> SOURCE MATERIAL
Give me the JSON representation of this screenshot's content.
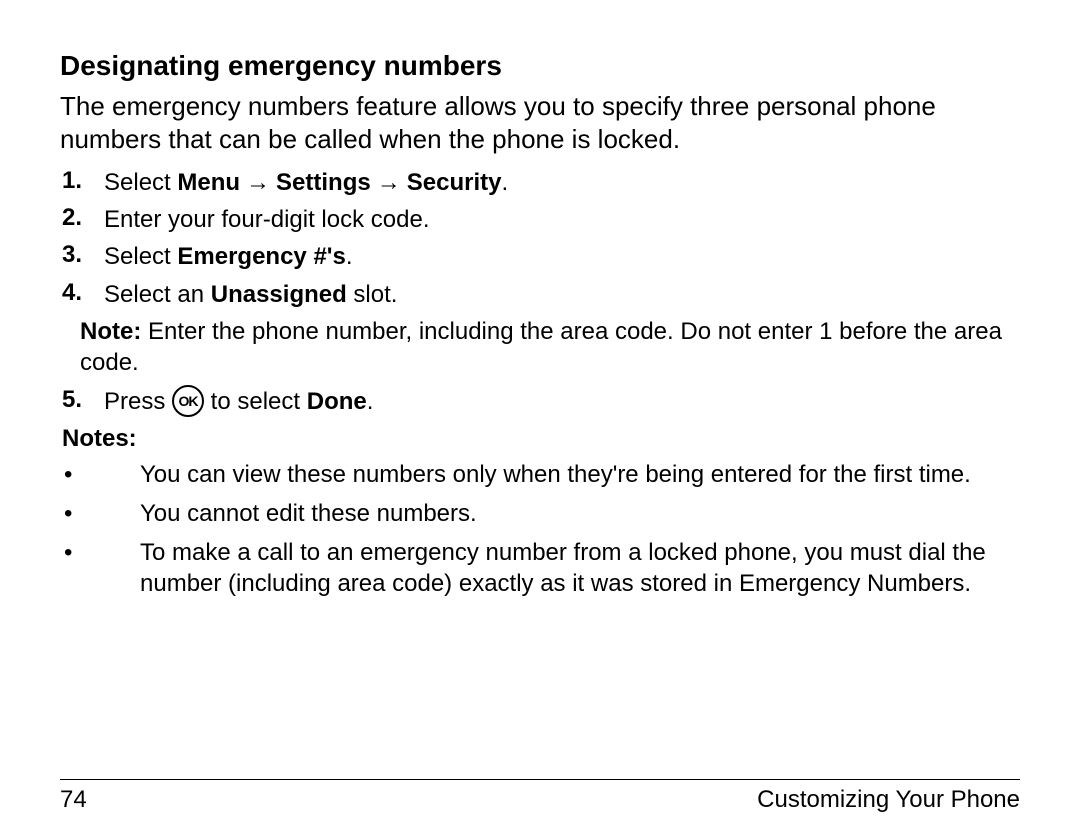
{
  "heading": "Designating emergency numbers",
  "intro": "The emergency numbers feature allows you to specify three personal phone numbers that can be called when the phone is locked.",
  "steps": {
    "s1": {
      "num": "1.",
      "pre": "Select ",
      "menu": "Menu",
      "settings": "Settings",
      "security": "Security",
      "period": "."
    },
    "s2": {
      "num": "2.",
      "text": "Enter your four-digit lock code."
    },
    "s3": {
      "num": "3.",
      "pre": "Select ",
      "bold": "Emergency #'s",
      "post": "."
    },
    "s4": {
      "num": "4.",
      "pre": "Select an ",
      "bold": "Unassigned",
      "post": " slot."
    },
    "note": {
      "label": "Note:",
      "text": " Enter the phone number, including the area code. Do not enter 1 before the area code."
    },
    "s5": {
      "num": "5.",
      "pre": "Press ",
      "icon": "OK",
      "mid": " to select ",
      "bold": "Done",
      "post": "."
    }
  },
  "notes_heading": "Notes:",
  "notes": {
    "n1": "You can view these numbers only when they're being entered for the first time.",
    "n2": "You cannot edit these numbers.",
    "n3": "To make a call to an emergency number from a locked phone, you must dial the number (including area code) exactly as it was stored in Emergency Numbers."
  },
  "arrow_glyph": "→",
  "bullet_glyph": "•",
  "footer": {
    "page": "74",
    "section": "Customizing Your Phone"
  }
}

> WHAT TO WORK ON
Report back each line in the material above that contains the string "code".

> RESPONSE BOX
      "text": "Enter your four-digit lock code."
      "text": " Enter the phone number, including the area code. Do not enter 1 before the area code."
    "n3": "To make a call to an emergency number from a locked phone, you must dial the number (including area code) exactly as it was stored in Emergency Numbers."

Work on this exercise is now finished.